Knowing our stall lift coefficient, it was time to calculate our required cruise lift coefficient. When we initially wrote our aircraft mission, we decided on a cruise speed of 50 knots (5 knots below the maximum speed of 55 knots). Our plane likely won’t have much range due to its electric powertrain so we wanted to have a high speed to cover a lot of distance in a short time. Admittedly, we could have determined the angle of attack with the lowest drag coefficient and then rearranged the equations accordingly to solve for the cruise, but we decided to just find the lift and drag coefficients at 50 knots to start. By plugging our cruise parameters into the lift coefficient equation, we found that we would need a lift coefficient of 0.3627 to maintain level flight at cruise. We also recalculated our Reynolds number using our cruise parameters and we found that at a Reynolds number of 5.00 E^4 and a Ncrit value of 9, we would need an angle of attack from -0.25° to 0° to achieve the required lift coefficient. Conveniently, the drag coefficient is at its lowest between an AOA of -0.25° to 0°! We were super lucky in guessing a cruise speed that happened to align with the lowest drag coefficient and we would have otherwise had to rearrange the equations and take a slightly different process to determine the optimal cruise velocity. These calculations told us 2 important things:
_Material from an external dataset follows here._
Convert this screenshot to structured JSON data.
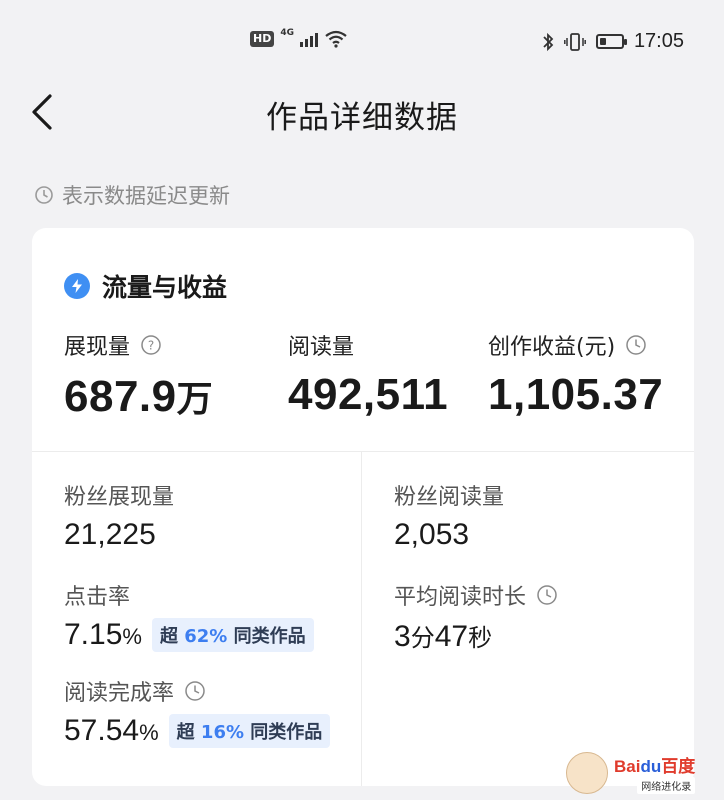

- When the spars of the wing are horizontal, the wing is actually at a 2-degree angle of attack. This is necessary to simplify some dimensions in the design and it means we’ll have to mount it at a negative 2-degree angle at the fuselage so that it has a net AOA of zero degrees.
- At cruise, the wing will have an AOA of zero degrees.
Once we finished our calculations, it was time to implement them into our wing design. Over the past couple of months, we’d been collecting a list of small changes we’d like to implement into the wing so we did a little more than just increasing the reference area. Here’s a change list:
We updated the false rib design (curved orange part) to be simpler and stronger. The previous false rib design was inspired by those used in the popular BeLite ultralights. However, the BeLite ultralights use carbon fiber and aluminum while we use house insulation. The new ribs are simpler in form and should be easier to manufacture using a hot wire.
We revised the drag strut holes in the wing to be pill-shaped instead of ovals. We realized that it would be very difficult to make a precise elliptical hole, and the pill shape forms a cleaner hole in the rib to allow the passage of the drag struts.
The tops and bottoms of all ribs are now covered by a thin 3/32” strip of aircraft grade birch plywood. While we haven’t yet constructed any ribs or done any testing of our own, ultralight enthusiast Ian Lea’s rib tests suggest that plywood strips can significantly improve the strength of ribs for only a little additional weight. These strips will be epoxied in place during construction.